- TASK DETAILS -
The records below are to be duplicated character for character.

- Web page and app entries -
======
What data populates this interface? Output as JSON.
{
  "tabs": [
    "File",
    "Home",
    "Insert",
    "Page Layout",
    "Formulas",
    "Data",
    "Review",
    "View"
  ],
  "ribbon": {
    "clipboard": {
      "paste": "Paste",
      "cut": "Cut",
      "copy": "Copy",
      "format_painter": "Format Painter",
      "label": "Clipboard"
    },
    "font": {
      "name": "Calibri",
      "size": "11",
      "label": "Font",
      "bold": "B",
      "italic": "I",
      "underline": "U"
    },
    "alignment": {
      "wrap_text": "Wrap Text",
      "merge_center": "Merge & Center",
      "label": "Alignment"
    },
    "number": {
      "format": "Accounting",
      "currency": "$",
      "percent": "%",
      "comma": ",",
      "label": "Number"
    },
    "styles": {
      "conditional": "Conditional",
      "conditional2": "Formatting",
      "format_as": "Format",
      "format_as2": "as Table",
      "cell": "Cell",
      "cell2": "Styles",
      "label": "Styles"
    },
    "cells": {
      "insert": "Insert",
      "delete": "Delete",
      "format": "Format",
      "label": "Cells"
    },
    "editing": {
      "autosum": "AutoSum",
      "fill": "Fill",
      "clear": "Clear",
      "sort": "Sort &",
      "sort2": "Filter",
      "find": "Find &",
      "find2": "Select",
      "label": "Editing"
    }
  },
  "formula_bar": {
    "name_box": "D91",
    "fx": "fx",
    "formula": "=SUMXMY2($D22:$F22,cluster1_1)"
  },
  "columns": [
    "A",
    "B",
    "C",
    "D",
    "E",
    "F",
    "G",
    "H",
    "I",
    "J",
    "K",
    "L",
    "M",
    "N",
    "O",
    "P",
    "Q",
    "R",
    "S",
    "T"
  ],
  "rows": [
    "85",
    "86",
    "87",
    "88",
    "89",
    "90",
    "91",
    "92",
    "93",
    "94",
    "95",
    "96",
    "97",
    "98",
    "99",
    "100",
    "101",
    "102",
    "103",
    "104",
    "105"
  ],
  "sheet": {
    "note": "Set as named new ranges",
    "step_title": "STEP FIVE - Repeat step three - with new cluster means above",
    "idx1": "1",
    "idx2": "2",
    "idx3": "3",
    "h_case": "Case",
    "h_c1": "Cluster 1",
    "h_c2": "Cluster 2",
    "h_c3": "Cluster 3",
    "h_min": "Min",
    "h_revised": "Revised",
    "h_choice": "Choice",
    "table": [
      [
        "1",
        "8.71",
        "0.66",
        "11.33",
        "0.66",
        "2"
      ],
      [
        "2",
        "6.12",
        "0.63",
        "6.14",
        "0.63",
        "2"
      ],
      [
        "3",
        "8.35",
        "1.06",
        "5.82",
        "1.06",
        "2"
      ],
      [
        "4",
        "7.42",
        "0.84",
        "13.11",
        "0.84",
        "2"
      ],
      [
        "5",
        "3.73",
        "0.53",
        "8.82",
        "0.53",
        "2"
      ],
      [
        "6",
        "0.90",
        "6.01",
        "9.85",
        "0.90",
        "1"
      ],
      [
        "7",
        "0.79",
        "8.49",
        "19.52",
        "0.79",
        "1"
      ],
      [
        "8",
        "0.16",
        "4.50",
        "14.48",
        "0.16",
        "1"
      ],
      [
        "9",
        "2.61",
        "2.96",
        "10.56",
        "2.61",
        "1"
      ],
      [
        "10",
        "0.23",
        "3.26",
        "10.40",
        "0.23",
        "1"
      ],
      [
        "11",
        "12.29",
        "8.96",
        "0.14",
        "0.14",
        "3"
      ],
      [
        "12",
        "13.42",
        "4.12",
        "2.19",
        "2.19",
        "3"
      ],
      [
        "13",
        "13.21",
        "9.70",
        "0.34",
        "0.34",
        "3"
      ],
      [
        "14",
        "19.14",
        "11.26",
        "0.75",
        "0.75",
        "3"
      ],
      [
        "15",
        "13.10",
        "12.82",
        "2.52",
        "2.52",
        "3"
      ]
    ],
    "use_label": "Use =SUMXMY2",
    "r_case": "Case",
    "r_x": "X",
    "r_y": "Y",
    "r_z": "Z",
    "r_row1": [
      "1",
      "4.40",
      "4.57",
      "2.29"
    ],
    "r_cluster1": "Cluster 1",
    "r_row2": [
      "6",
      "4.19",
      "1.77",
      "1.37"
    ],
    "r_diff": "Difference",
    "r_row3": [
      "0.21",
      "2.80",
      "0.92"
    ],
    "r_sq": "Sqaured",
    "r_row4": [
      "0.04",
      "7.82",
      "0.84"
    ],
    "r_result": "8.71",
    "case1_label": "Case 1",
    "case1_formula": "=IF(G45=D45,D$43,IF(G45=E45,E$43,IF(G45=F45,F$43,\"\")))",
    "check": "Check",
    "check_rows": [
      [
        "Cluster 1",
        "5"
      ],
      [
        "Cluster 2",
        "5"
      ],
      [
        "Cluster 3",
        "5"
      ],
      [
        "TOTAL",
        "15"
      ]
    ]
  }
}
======
- ANSWER FOR THE TASK -
What data populates this interface? Output as JSON.
{
  "tabs": [
    "File",
    "Home",
    "Insert",
    "Page Layout",
    "Formulas",
    "Data",
    "Review",
    "View"
  ],
  "ribbon": {
    "clipboard": {
      "paste": "Paste",
      "cut": "Cut",
      "copy": "Copy",
      "format_painter": "Format Painter",
      "label": "Clipboard"
    },
    "font": {
      "name": "Calibri",
      "size": "11",
      "label": "Font",
      "bold": "B",
      "italic": "I",
      "underline": "U"
    },
    "alignment": {
      "wrap_text": "Wrap Text",
      "merge_center": "Merge & Center",
      "label": "Alignment"
    },
    "number": {
      "format": "Accounting",
      "currency": "$",
      "percent": "%",
      "comma": ",",
      "label": "Number"
    },
    "styles": {
      "conditional": "Conditional",
      "conditional2": "Formatting",
      "format_as": "Format",
      "format_as2": "as Table",
      "cell": "Cell",
      "cell2": "Styles",
      "label": "Styles"
    },
    "cells": {
      "insert": "Insert",
      "delete": "Delete",
      "format": "Format",
      "label": "Cells"
    },
    "editing": {
      "autosum": "AutoSum",
      "fill": "Fill",
      "clear": "Clear",
      "sort": "Sort &",
      "sort2": "Filter",
      "find": "Find &",
      "find2": "Select",
      "label": "Editing"
    }
  },
  "formula_bar": {
    "name_box": "D91",
    "fx": "fx",
    "formula": "=SUMXMY2($D22:$F22,cluster1_1)"
  },
  "columns": [
    "A",
    "B",
    "C",
    "D",
    "E",
    "F",
    "G",
    "H",
    "I",
    "J",
    "K",
    "L",
    "M",
    "N",
    "O",
    "P",
    "Q",
    "R",
    "S",
    "T"
  ],
  "rows": [
    "85",
    "86",
    "87",
    "88",
    "89",
    "90",
    "91",
    "92",
    "93",
    "94",
    "95",
    "96",
    "97",
    "98",
    "99",
    "100",
    "101",
    "102",
    "103",
    "104",
    "105"
  ],
  "sheet": {
    "note": "Set as named new ranges",
    "step_title": "STEP FIVE - Repeat step three - with new cluster means above",
    "idx1": "1",
    "idx2": "2",
    "idx3": "3",
    "h_case": "Case",
    "h_c1": "Cluster 1",
    "h_c2": "Cluster 2",
    "h_c3": "Cluster 3",
    "h_min": "Min",
    "h_revised": "Revised",
    "h_choice": "Choice",
    "table": [
      [
        "1",
        "8.71",
        "0.66",
        "11.33",
        "0.66",
        "2"
      ],
      [
        "2",
        "6.12",
        "0.63",
        "6.14",
        "0.63",
        "2"
      ],
      [
        "3",
        "8.35",
        "1.06",
        "5.82",
        "1.06",
        "2"
      ],
      [
        "4",
        "7.42",
        "0.84",
        "13.11",
        "0.84",
        "2"
      ],
      [
        "5",
        "3.73",
        "0.53",
        "8.82",
        "0.53",
        "2"
      ],
      [
        "6",
        "0.90",
        "6.01",
        "9.85",
        "0.90",
        "1"
      ],
      [
        "7",
        "0.79",
        "8.49",
        "19.52",
        "0.79",
        "1"
      ],
      [
        "8",
        "0.16",
        "4.50",
        "14.48",
        "0.16",
        "1"
      ],
      [
        "9",
        "2.61",
        "2.96",
        "10.56",
        "2.61",
        "1"
      ],
      [
        "10",
        "0.23",
        "3.26",
        "10.40",
        "0.23",
        "1"
      ],
      [
        "11",
        "12.29",
        "8.96",
        "0.14",
        "0.14",
        "3"
      ],
      [
        "12",
        "13.42",
        "4.12",
        "2.19",
        "2.19",
        "3"
      ],
      [
        "13",
        "13.21",
        "9.70",
        "0.34",
        "0.34",
        "3"
      ],
      [
        "14",
        "19.14",
        "11.26",
        "0.75",
        "0.75",
        "3"
      ],
      [
        "15",
        "13.10",
        "12.82",
        "2.52",
        "2.52",
        "3"
      ]
    ],
    "use_label": "Use =SUMXMY2",
    "r_case": "Case",
    "r_x": "X",
    "r_y": "Y",
    "r_z": "Z",
    "r_row1": [
      "1",
      "4.40",
      "4.57",
      "2.29"
    ],
    "r_cluster1": "Cluster 1",
    "r_row2": [
      "6",
      "4.19",
      "1.77",
      "1.37"
    ],
    "r_diff": "Difference",
    "r_row3": [
      "0.21",
      "2.80",
      "0.92"
    ],
    "r_sq": "Sqaured",
    "r_row4": [
      "0.04",
      "7.82",
      "0.84"
    ],
    "r_result": "8.71",
    "case1_label": "Case 1",
    "case1_formula": "=IF(G45=D45,D$43,IF(G45=E45,E$43,IF(G45=F45,F$43,\"\")))",
    "check": "Check",
    "check_rows": [
      [
        "Cluster 1",
        "5"
      ],
      [
        "Cluster 2",
        "5"
      ],
      [
        "Cluster 3",
        "5"
      ],
      [
        "TOTAL",
        "15"
      ]
    ]
  }
}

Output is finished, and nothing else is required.